Pacific Research Institute Senior Fellow Jeffrey Anderson reports:
The centerpiece of President Obama’s plan is a “public option,” described by Tom Daschle as “a government-run insurance program, modeled after Medicare.” The president asserts that this new Medicare-like program would cut costs.
But there are nearly 40 years of experience to consult, and they offer a resounding rebuttal. Across the years, Medicare’s costs have risen far more than the costs of privately purchased care.
A new study I’ve completed, published by the Pacific Research Institute, takes all health-care spending in the United States and subtracts the costs of the two flagship government-run programs, Medicare and Medicaid.
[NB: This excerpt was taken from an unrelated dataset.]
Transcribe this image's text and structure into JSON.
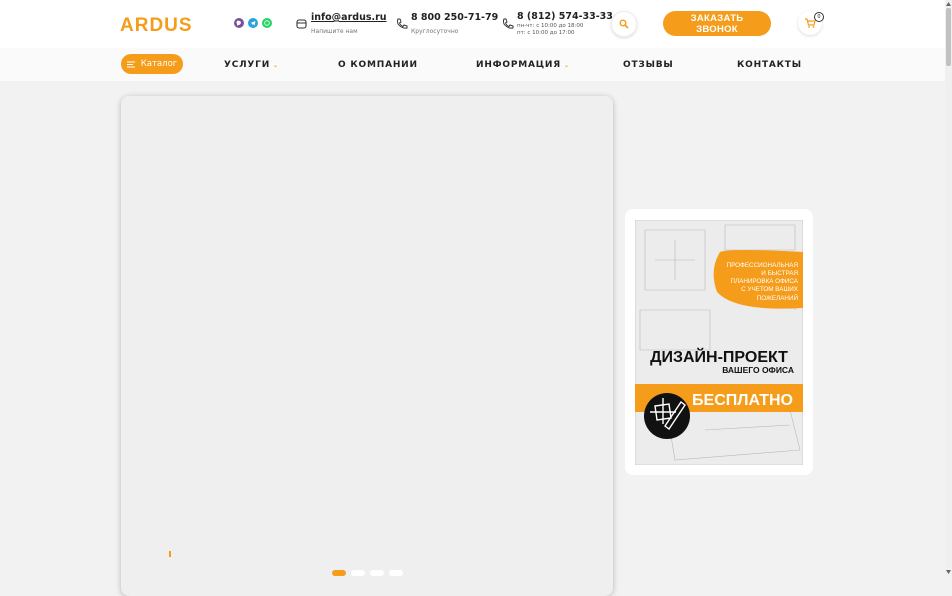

It then takes that remaining spending and compares its cost increases over time with Medicare’s cost increases over time.
The results are clear: Since 1970 — even without the prescription drug benefit — Medicare’s costs have risen 34% more, per patient, than the combined costs of all health care in America apart from Medicare and Medicaid, the vast majority of which is purchased through the private sector.
Since 1970, the per-patient costs of all health care apart from Medicare and Medicaid have risen from $364 to $7,119, while Medicare’s per-patient costs have risen from $368 to $9,634. Medicare’s costs have risen $2,511 more per patient.